Taking a closer look at driver fraud response strategy on food delivery apps Featured Image

Taking a closer look at driver fraud response strategy on food delivery apps

Here’s an unfortunate truth: fraud happens.

Fraudsters are opportunistic offenders, and wherever they see an opportunity to exploit a loophole, policy, or technology, they’ll seize it. Food delivery apps are just as viable a target for bad actors as other apps, and that means that food delivery stakeholders have to craft a response strategy: how do we deal with fraud? What do we do to prevent it, and when we can’t prevent it, what do we do with users we catch violating policies or committing fraud?

Just like fraud types and challenges vary from platform to platform, so too will each platform’s response and penalty system for catching fraudsters in the act. Factors like age of the platform, size of the user base, type of fraud, and availability of new users to replace penalized ones will all have an impact on how a fraud team decides to deal with bad actors. But how big of an impact do these factors have? And how much of a response strategy should be proactive, instead of reactive?

Types of fraud responses food delivery apps use today 

We might imagine fraud response strategies as a sliding scale from more to less severe, with multiple outside factors dictating the outcome to each individual case, from available talent pool, the account’s past history with bad actions, the severity of the fraud, the scale of the platform’s overall fraud problem, and so on.

As Felipe Cerquiera of Rappi points out in our recent webinar about stopping fraud on courier platforms, every response strategy feature has to be carefully considered before implementing, because every new feature is going to have an impact on driver numbers and fraud numbers. Permanent bans on every driver caught GPS spoofing will certainly reduce GPS spoofing numbers, but it may also increase the number of ban evasions or decrease the number of drivers actively working with the platform.

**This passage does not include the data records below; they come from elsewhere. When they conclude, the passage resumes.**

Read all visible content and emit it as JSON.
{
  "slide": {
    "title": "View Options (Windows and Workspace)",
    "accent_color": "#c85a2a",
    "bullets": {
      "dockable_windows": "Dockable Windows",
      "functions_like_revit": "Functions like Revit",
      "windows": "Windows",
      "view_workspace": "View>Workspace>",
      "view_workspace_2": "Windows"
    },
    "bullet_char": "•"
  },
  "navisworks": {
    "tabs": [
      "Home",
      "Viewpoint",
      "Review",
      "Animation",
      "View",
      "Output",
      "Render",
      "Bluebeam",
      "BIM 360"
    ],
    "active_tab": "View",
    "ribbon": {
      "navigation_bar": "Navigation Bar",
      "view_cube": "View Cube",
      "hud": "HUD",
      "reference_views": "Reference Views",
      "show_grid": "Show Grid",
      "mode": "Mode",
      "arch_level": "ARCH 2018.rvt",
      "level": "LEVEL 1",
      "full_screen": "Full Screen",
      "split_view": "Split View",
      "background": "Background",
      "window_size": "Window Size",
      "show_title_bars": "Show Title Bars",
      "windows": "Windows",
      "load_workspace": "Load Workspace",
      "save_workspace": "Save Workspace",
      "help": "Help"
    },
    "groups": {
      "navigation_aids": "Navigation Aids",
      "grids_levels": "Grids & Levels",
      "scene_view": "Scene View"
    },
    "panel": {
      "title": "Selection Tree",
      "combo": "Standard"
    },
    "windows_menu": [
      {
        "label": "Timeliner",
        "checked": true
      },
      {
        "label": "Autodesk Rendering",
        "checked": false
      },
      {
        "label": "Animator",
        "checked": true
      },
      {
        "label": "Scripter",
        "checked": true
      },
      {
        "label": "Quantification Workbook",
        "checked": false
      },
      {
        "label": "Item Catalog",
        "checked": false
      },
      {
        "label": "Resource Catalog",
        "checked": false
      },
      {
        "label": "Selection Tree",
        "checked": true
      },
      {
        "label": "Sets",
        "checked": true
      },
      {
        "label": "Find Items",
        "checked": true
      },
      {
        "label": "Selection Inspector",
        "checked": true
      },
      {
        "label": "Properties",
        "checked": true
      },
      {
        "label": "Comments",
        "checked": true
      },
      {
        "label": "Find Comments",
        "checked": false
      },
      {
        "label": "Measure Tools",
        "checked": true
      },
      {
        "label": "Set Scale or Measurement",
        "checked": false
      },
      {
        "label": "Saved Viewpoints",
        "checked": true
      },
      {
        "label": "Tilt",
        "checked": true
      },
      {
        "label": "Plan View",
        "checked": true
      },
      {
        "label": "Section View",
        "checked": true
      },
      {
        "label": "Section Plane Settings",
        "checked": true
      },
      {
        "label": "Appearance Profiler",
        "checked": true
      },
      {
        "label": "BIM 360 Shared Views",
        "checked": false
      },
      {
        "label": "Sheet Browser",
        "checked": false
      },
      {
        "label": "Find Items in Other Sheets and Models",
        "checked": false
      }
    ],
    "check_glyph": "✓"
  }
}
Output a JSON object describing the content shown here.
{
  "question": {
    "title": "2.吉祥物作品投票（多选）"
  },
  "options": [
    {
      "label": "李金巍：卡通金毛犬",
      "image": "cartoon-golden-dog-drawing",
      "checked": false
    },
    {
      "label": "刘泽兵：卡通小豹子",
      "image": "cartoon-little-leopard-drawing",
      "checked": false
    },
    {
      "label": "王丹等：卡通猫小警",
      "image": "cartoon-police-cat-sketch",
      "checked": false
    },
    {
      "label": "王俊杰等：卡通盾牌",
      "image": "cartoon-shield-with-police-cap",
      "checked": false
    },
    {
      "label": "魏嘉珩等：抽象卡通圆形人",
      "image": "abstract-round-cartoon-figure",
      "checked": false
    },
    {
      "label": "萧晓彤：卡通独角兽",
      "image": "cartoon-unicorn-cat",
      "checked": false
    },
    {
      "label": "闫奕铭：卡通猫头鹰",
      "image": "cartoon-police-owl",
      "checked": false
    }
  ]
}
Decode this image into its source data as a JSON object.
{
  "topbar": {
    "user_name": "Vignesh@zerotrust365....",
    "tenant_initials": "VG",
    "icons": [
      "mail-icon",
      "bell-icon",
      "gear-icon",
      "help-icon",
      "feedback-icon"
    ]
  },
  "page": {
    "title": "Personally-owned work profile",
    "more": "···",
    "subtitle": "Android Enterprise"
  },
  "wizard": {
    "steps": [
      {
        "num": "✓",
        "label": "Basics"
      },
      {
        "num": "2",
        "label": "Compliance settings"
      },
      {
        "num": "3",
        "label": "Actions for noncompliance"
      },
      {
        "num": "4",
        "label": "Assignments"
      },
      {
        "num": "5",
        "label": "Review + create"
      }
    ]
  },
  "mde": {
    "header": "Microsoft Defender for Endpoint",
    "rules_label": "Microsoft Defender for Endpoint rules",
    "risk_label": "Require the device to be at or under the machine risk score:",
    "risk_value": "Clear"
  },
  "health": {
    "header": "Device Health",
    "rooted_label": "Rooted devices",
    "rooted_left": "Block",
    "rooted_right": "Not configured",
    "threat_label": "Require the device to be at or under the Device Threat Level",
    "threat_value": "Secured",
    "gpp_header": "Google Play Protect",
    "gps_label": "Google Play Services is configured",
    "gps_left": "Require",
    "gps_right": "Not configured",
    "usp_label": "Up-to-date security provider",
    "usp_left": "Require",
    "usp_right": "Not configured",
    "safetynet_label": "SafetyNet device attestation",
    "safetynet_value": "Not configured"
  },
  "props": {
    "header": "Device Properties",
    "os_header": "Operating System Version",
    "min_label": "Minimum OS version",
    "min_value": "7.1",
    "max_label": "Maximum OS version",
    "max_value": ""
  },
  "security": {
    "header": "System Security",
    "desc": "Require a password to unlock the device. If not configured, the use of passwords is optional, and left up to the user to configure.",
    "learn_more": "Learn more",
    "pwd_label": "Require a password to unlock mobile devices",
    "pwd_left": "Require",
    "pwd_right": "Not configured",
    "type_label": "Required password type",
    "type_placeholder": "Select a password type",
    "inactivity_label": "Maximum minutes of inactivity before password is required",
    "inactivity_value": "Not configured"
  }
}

Because of the number of factors and consequences at play, permanent bans aren’t treated the same way universally—some platforms and local markets will be much more comfortable wielding bans than others. Temporary suspensions are another form of penalty food delivery platforms might choose to exercise. Account restrictions—i.e., restricting high-risk accounts to only certain delivery areas or locking certain account privileges—are yet another way to continue allowing drivers to work without letting them get off scot-free for violating policies.

Felipe also mentions another crucial element of response strategy: communication. Many fraudsters are career offenders who treat defrauding various platforms as a full-time gig, but many more are opportunistic offenders who are otherwise normal users of the app. Communicating policies (and consequences for breaking them) clearly to couriers can be an effective way to dissuade some fraudsters from going through with abusive behaviors.

How available talent affects response strategy 

In a perfect world, the most effective method for reducing fraud numbers would be the one put in place, every time. In reality, different local markets, different apps, and different user bases all call for different approaches. Any new fraud prevention measure put into place is going to increase friction for the existing user base, and so fraud prevention teams have to carefully consider whether any potential churn is worth the benefits—or even if any churn is allowable at all.

As Shawn Colpitts of JustEat Takeaway points out, there are some markets that won’t consider permanent bans except as a last resort, because they need to ensure their driver pool is high enough to service their customer base. In this type of ecosystem, balancing churn and driver loss with fraud prevention efforts is much more delicate than in a saturated labor market

Emphasizing detection over response 

We’ve talked about what the most optimal response strategies might look like, but truthfully, the most optimal response strategy might be one where responses are limited—that is, one where fraud happens less in the first place because of solid detection and prevention solutions.

Fraudsters are smart, and many of them make a career out of outfoxing technologies meant to find them. Some level of fraud is inevitable, which is why having a response strategy is important, but ideally, the less you have to use it, the better.

Users who join a platform looking to commit fraud often bring signs along with them of their intentions; for example, a device integrity check at onboarding might reveal a rooted or jailbroken device, app tampering tools, App Cloner or similar programs, emulators, GPS spoofing apps, and more. All of these increase the likelihood of that user committing policy abuses and fraud on the app later down the line, but knowing about that risk ahead of time could help fraud prevention teams in their decisioning.

Even if preventing a new signup isn’t an option due to limited labor resources, high-risk users can still have restricted access to different jobs, areas, or account privileges that can help mitigate the risk of policy abuse.

Location intelligence is another powerful early risk indicator for preventing fraud on food delivery apps. When banning accounts actually is a valid response strategy, committed fraudsters often ban evade by creating new accounts on factory reset or newly-purchased devices. Tamper-resistant location tech can be used as a second layer of security to identify these users even when they try to change up their parameters for an easy way back onto the platform.

Like the problem of fraud itself, there’s no magic answer to fraud response strategy, because the best strategy changes all the time. That said, staying vigilant and trying to stop fraud before it starts with early user journey risk signals can help strengthen an already strong strategy and minimize fraud numbers.